ACTIVITY: Gather every line below where "Suite" appears.

INPUT MATERIAL:
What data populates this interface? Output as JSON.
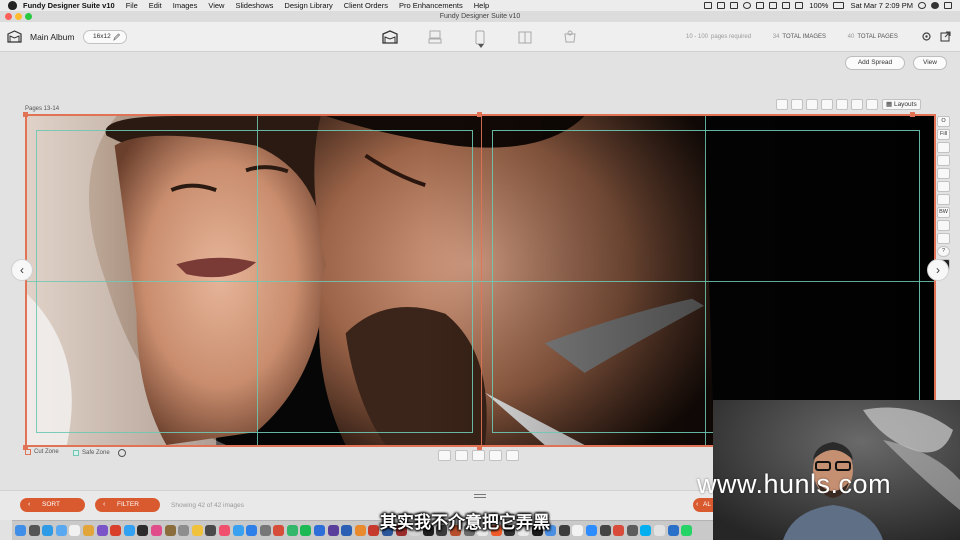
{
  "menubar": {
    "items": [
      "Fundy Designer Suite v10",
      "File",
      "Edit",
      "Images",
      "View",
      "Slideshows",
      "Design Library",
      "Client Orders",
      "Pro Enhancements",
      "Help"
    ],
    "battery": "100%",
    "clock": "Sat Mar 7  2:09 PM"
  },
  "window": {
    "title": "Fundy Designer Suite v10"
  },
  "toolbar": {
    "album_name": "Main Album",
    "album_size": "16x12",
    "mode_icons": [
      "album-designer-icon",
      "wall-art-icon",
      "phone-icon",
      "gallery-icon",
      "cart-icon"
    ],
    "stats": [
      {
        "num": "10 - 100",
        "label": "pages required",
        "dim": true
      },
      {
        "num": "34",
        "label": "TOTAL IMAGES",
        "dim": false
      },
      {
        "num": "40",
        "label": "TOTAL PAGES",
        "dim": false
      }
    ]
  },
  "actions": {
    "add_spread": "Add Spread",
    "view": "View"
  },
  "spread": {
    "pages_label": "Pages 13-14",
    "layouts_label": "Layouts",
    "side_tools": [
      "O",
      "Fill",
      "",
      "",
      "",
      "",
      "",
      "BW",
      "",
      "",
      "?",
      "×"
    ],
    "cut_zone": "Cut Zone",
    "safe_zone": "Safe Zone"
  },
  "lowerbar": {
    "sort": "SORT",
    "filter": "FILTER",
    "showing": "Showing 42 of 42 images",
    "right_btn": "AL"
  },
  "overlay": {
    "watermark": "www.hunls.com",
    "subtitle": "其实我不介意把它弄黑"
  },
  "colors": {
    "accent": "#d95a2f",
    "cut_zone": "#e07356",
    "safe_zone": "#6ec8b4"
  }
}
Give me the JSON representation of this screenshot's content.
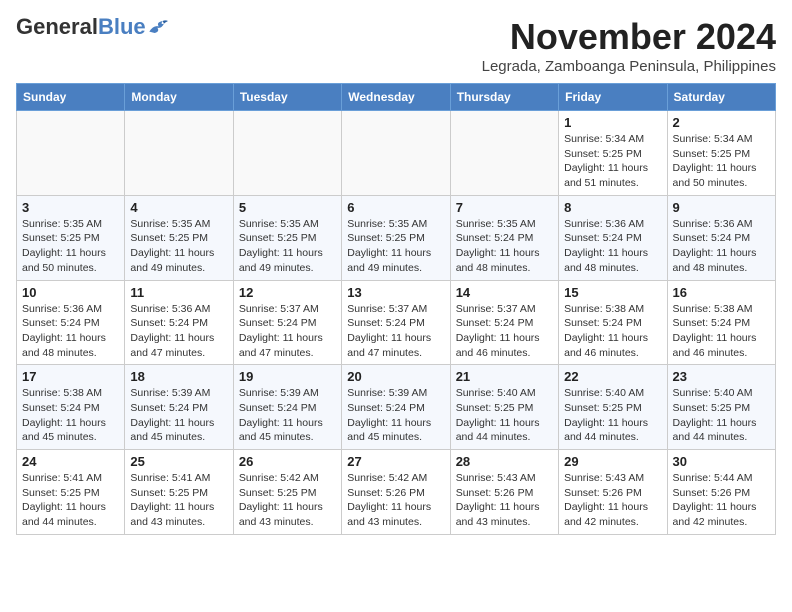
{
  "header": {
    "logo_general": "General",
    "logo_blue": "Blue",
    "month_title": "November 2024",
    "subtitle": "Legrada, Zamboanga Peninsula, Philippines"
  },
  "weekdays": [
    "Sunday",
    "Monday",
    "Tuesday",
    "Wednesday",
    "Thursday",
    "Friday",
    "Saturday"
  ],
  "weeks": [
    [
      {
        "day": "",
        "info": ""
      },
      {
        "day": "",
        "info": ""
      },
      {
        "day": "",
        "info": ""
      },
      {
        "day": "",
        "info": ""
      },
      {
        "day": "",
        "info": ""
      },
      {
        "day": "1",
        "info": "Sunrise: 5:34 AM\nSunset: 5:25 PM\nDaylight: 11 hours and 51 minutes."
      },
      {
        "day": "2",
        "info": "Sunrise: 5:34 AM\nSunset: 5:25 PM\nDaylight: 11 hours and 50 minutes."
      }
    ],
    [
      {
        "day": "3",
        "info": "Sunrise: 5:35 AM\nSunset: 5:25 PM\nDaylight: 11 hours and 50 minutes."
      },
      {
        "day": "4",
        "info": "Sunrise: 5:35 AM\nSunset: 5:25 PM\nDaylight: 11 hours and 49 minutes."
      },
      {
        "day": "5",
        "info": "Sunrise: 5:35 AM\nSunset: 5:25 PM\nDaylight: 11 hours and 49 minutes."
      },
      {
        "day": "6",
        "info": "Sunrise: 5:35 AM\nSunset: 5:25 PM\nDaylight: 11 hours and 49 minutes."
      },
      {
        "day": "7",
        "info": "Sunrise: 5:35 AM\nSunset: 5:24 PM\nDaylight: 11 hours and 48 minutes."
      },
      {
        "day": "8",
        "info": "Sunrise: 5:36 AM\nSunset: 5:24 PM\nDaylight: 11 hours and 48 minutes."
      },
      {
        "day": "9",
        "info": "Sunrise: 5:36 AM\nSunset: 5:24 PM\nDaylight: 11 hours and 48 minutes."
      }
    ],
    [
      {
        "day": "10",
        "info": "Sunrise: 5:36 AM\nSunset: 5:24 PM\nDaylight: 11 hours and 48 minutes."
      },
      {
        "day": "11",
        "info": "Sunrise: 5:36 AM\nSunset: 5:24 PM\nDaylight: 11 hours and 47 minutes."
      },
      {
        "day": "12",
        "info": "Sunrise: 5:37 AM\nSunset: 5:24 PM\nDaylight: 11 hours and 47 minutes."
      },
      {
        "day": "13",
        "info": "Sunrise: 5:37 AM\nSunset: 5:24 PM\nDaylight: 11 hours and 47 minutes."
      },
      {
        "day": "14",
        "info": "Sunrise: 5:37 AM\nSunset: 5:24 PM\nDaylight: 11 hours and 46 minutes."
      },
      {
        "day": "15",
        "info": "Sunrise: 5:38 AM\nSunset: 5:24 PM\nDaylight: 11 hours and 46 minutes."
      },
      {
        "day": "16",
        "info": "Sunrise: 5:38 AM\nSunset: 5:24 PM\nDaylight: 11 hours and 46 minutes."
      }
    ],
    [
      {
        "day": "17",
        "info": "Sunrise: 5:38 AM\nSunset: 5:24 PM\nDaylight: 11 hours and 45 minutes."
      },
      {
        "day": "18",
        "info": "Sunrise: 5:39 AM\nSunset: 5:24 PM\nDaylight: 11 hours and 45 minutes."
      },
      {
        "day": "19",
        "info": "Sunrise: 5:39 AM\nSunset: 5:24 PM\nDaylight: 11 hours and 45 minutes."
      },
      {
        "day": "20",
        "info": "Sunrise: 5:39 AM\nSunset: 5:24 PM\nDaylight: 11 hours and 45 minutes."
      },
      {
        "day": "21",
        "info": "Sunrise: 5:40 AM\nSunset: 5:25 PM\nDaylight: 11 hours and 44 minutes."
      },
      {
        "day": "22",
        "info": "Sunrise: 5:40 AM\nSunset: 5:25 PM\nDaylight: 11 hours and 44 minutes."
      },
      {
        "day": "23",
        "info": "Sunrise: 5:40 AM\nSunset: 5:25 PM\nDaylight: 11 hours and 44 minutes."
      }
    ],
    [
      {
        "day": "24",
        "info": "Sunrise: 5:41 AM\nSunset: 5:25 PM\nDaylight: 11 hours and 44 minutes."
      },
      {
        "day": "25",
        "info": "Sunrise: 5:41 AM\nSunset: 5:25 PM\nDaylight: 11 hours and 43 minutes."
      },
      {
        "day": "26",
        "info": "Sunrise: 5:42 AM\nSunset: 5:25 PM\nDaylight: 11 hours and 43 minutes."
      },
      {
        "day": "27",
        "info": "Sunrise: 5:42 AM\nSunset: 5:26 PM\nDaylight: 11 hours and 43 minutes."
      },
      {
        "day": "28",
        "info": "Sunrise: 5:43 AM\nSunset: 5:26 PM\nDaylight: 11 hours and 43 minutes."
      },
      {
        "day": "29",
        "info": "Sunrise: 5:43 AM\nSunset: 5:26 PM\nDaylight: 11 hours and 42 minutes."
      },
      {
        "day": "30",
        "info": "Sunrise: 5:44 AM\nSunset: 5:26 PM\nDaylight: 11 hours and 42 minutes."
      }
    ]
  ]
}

RESULT:
      "Fundy Designer Suite v10",
    "title": "Fundy Designer Suite v10"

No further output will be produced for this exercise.